Sweden, Finland urge EU to open an independent peace institute

STOCKHOLM (AP) — Sweden and Finland are urging the European Union to create an independent peace institute to broaden the scope of the bloc's peacekeeping efforts around the world.

Swedish Foreign Minister Carl Bildt and his Finnish counterpart Alexander Stubb say an independent think tank could have better opportunities to help solve conflicts than traditional diplomacy.

Their proposed institute would be modeled on the U.S. Institute of Peace, which is funded by the U.S. Congress but run by an independent board.

The ministers sent a letter with the suggestion to EU foreign policy chief Catherine Ashton on Friday.
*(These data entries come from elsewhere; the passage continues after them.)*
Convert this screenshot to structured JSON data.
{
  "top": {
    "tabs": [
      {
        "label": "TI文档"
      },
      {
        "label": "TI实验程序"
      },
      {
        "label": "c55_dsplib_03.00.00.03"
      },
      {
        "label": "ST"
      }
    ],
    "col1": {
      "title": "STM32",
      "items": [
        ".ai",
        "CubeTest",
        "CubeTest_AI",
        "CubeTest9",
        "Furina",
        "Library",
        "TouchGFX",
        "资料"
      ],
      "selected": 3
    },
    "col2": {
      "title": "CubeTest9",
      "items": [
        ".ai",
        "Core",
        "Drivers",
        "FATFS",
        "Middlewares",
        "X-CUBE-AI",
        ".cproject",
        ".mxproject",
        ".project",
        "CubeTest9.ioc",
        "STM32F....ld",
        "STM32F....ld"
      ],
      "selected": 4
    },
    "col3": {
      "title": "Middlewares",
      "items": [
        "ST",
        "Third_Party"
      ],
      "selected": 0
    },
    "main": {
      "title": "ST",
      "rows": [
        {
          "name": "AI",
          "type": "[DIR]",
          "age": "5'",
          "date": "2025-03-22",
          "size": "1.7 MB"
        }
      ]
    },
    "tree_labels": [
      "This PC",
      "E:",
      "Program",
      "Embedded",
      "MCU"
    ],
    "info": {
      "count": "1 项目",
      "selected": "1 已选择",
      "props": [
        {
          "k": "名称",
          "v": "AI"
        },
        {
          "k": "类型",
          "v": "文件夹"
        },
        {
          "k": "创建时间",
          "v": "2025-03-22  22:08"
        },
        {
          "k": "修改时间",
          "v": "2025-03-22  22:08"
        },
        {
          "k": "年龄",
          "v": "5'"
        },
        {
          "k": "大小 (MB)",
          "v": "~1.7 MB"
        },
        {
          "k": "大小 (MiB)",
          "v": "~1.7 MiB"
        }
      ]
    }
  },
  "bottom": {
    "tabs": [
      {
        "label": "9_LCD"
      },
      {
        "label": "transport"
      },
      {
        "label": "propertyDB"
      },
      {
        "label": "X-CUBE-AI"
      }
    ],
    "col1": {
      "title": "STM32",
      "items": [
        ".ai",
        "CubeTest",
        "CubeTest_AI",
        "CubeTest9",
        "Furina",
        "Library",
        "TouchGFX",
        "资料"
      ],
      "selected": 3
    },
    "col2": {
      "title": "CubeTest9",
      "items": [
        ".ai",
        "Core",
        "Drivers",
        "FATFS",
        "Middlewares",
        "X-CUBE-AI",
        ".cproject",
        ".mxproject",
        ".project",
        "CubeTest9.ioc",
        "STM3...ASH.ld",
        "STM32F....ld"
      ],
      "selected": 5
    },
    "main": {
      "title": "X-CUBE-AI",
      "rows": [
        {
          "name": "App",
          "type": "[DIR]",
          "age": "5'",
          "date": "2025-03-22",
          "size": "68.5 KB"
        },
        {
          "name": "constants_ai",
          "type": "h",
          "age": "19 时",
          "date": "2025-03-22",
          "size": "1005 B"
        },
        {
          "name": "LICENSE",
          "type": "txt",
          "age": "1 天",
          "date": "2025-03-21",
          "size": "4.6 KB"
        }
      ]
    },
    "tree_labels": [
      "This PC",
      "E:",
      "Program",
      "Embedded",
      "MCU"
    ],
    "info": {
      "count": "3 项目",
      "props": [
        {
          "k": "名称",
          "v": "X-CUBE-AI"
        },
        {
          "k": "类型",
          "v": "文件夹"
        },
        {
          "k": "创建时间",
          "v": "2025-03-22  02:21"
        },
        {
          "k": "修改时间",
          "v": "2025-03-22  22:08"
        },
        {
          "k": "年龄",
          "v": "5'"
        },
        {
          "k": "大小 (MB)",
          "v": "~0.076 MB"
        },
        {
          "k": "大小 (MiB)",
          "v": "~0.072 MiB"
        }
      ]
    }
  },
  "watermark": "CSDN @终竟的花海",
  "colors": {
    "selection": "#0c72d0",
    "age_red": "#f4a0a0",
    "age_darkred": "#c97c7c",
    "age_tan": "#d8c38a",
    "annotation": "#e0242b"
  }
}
They said they hoped to get support from other EU member countries for the initiative.